July 9, 2015 — House lawmakers on Wednesday proposed a bill (HR 2972) that would repeal the Hyde Amendment and permit federally funded insurance plans to cover abortion services, according to U.S. News & World Report.
The Hyde Amendment prohibits federal funds from being used for abortion care, including for women covered through Medicaid. The Guttmacher Institute estimates that about one in six women of reproductive age have coverage through Medicaid (Levy, U.S. News & World Report, 7/8).
Although the amendment is not permanent law, it has been included in appropriations measures since 1976 (Ferris, The Hill, 7/8). The amendment allows exemptions for cases of rape and incest and when the woman's life is in danger (U.S. News & World Report, 7/8).
Reps. Barbara Lee (D-Calif.), Diana DeGette (D-Colo.), Jan Schakowsky (D-Ill.) and Louise Slaughter (D-N.Y.) authored the measure, which would guarantee that women who have insurance through the federal government have abortion coverage (Bassett, Huffington Post, 7/8). The bill has about 70 co-sponsors (HR 2972 status page, 7/8).
The bill -- called the Equal Access to Abortion Coverage in Health Insurance Act, or EACH Woman Act -- would ensure abortion coverage for women enrolled in Medicaid, as well as federal government employees, military service members, volunteers with the Peace Corps and individuals insured via the Indian Health Service. In addition, the measure would bar state legislatures from enacting bans that prevent private insurers from covering abortion (Huffington Post, 7/8).
According to The Hill, the legislation has support from several women's health groups (The Hill, 7/8). Further, a poll conducted in June found that 56% of respondents said they supported legislation that would require Medicaid to cover abortion care (U.S. News & World Report, 7/8).
Executive Director of the National Network of Abortion Funds Yamani Hernandez said, "The passage of the EACH Woman Act would stop the terrible wrongs of the Hyde Amendment, which, for 37 years, have fallen hardest on people of color, low-income, and youth" (All Above All press release, 7/8).
Lee said, "Regardless of how someone personally feels about abortion, none of us, especially elected officials, should be interfering with a woman's right to make her own health care decisions just because she is poor."
Similarly, DeGette said, "We are done playing defense against attacks on women's health." She added, "Today's introduction of the EACH Woman Act marks the first step in our march towards the day when each and every woman can make her own decisions about pregnancy" (U.S. News & World Report, 7/8).
Lee: 'It's Past Time To End Hyde'
In related news, Lee in a San Francisco Chronicle opinion piece writes that the introduction of the EACH Woman Act "make[s] it clear that every woman has a right to make her own health care decisions, especially with such an important decision as whether to become a parent."

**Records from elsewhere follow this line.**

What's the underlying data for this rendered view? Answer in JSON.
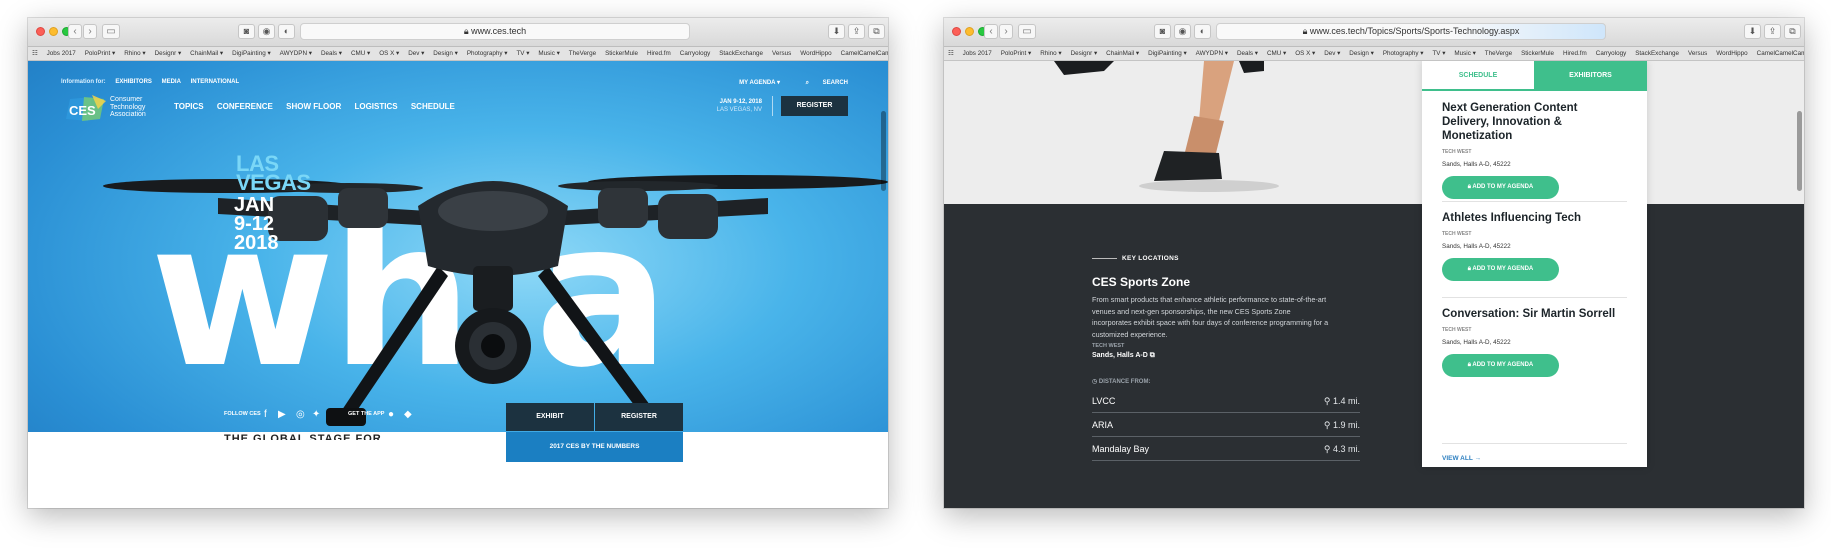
{
  "window1": {
    "url": "www.ces.tech",
    "bookmarks": [
      "Jobs 2017",
      "PoloPrint ▾",
      "Rhino ▾",
      "Designr ▾",
      "ChainMail ▾",
      "DigiPainting ▾",
      "AWYDPN ▾",
      "Deals ▾",
      "CMU ▾",
      "OS X ▾",
      "Dev ▾",
      "Design ▾",
      "Photography ▾",
      "TV ▾",
      "Music ▾",
      "TheVerge",
      "StickerMule",
      "Hired.fm",
      "Carryology",
      "StackExchange",
      "Versus",
      "WordHippo",
      "CamelCamelCamel",
      ">>"
    ],
    "info_label": "Information for:",
    "info_links": [
      "EXHIBITORS",
      "MEDIA",
      "INTERNATIONAL"
    ],
    "my_agenda": "MY AGENDA ▾",
    "search": "SEARCH",
    "logo_text": "CES",
    "logo_sub": [
      "Consumer",
      "Technology",
      "Association"
    ],
    "nav": [
      "TOPICS",
      "CONFERENCE",
      "SHOW FLOOR",
      "LOGISTICS",
      "SCHEDULE"
    ],
    "date": "JAN 9-12, 2018",
    "location": "LAS VEGAS, NV",
    "register": "REGISTER",
    "hero_city": [
      "LAS",
      "VEGAS"
    ],
    "hero_dates": [
      "JAN",
      "9-12",
      "2018"
    ],
    "hero_word": "wh a",
    "follow": "FOLLOW CES",
    "get_app": "GET THE APP",
    "exhibit": "EXHIBIT",
    "register2": "REGISTER",
    "by_numbers": "2017 CES BY THE NUMBERS",
    "peek_heading": "THE GLOBAL STAGE FOR"
  },
  "window2": {
    "url": "www.ces.tech/Topics/Sports/Sports-Technology.aspx",
    "bookmarks": [
      "Jobs 2017",
      "PoloPrint ▾",
      "Rhino ▾",
      "Designr ▾",
      "ChainMail ▾",
      "DigiPainting ▾",
      "AWYDPN ▾",
      "Deals ▾",
      "CMU ▾",
      "OS X ▾",
      "Dev ▾",
      "Design ▾",
      "Photography ▾",
      "TV ▾",
      "Music ▾",
      "TheVerge",
      "StickerMule",
      "Hired.fm",
      "Carryology",
      "StackExchange",
      "Versus",
      "WordHippo",
      "CamelCamelCamel",
      ">>"
    ],
    "key_locations": "KEY LOCATIONS",
    "zone_title": "CES Sports Zone",
    "zone_desc": "From smart products that enhance athletic performance to state-of-the-art venues and next-gen sponsorships, the new CES Sports Zone incorporates exhibit space with four days of conference programming for a customized experience.",
    "zone_cat": "TECH WEST",
    "zone_loc": "Sands, Halls A-D",
    "distance_from": "DISTANCE FROM:",
    "distances": [
      {
        "name": "LVCC",
        "value": "1.4 mi."
      },
      {
        "name": "ARIA",
        "value": "1.9 mi."
      },
      {
        "name": "Mandalay Bay",
        "value": "4.3 mi."
      }
    ],
    "tab_schedule": "SCHEDULE",
    "tab_exhibitors": "EXHIBITORS",
    "sessions": [
      {
        "title": "Next Generation Content Delivery, Innovation & Monetization",
        "cat": "TECH WEST",
        "loc": "Sands, Halls A-D, 45222",
        "btn": "ADD TO MY AGENDA"
      },
      {
        "title": "Athletes Influencing Tech",
        "cat": "TECH WEST",
        "loc": "Sands, Halls A-D, 45222",
        "btn": "ADD TO MY AGENDA"
      },
      {
        "title": "Conversation: Sir Martin Sorrell",
        "cat": "TECH WEST",
        "loc": "Sands, Halls A-D, 45222",
        "btn": "ADD TO MY AGENDA"
      }
    ],
    "view_all": "VIEW ALL →"
  }
}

Lee explains that Congress approves the Hyde Amendment "each year to strip women of their fundamental right to access all of their health care options" by "prevent[ing] women who receive their health insurance through the federal government from receiving abortion coverage." According to Lee, "these attacks have one goal: preventing women, especially low-income women and women of color, from making the best health care decision for themselves and their families."

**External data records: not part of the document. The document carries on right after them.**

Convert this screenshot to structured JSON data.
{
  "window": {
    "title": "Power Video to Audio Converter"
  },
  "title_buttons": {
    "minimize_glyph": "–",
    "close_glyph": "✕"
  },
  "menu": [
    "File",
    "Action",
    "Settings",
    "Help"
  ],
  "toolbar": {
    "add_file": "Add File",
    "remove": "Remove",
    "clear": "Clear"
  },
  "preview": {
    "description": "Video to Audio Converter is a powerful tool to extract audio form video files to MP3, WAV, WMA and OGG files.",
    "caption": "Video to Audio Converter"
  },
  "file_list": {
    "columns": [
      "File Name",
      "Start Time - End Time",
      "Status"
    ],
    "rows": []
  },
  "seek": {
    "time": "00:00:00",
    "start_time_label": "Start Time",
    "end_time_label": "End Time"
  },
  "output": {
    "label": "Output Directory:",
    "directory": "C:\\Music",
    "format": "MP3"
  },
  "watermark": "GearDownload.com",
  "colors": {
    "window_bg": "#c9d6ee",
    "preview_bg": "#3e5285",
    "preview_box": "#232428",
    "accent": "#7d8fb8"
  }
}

By contrast, Lee writes that the EACH Woman Act "is about three things: personal decisions, improved health and basic fairness."
Specifically, she notes that as "[m]ore and more politicians ... are trying to implement laws that restrict the freedom of women to make the personal decision for her and her family," her bill "trusts women to make the right decision for themselves, their health and loved ones." Further, the measure would put a stop to actions by lawmakers "looking for each and every opportunity to put women's health on the line by denying them access to all medical options," she writes. In addition, Lee states that the bill "is about equal treatment," noting that, "each year, members of Congress vote to deny women who are active duty military, veterans or insured through Medicaid access to abortion coverage."

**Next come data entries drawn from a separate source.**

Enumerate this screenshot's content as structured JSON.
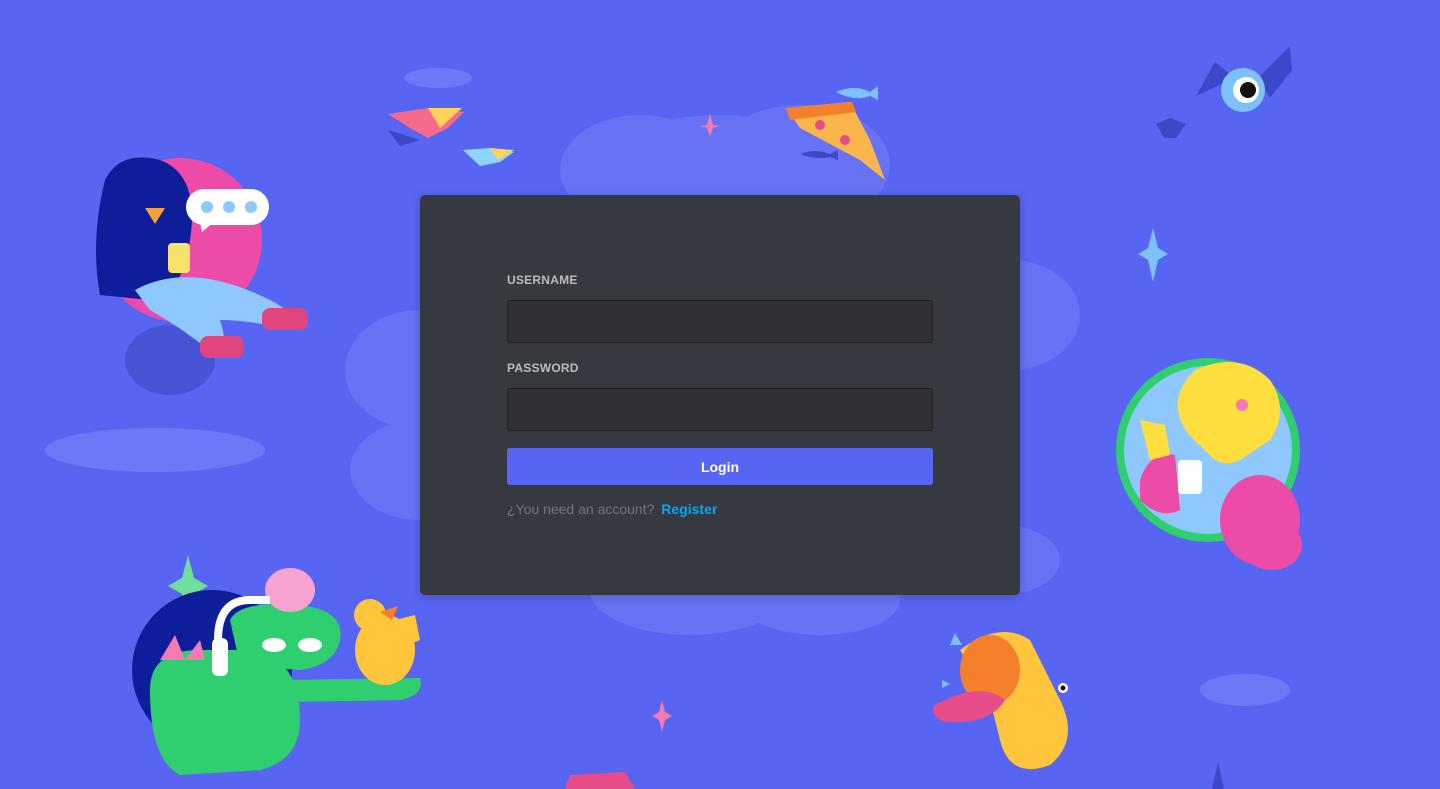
{
  "colors": {
    "background": "#5865f2",
    "card": "#36393f",
    "input": "#303136",
    "button": "#5865f2",
    "link": "#00a8fc"
  },
  "login_form": {
    "username_label": "USERNAME",
    "username_value": "",
    "password_label": "PASSWORD",
    "password_value": "",
    "login_button": "Login",
    "register_prompt": "¿You need an account?",
    "register_link": "Register"
  },
  "illustrations": [
    "person-with-phone-icon",
    "chat-bubble-icon",
    "flying-books-icon",
    "pizza-slice-icon",
    "fish-icon",
    "bat-eyeball-icon",
    "sparkle-icon",
    "yellow-character-portrait-icon",
    "green-crocodile-with-headphones-icon",
    "yellow-duck-icon",
    "singing-trumpet-icon",
    "cloud-icon"
  ]
}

She writes, "No matter how someone personally feels about abortion, we can all agree that allowing politicians to deny women access to all pregnancy care options just because of how she's insured or the amount of money she has is wrong" (Lee, San Francisco Chronicle, 7/8).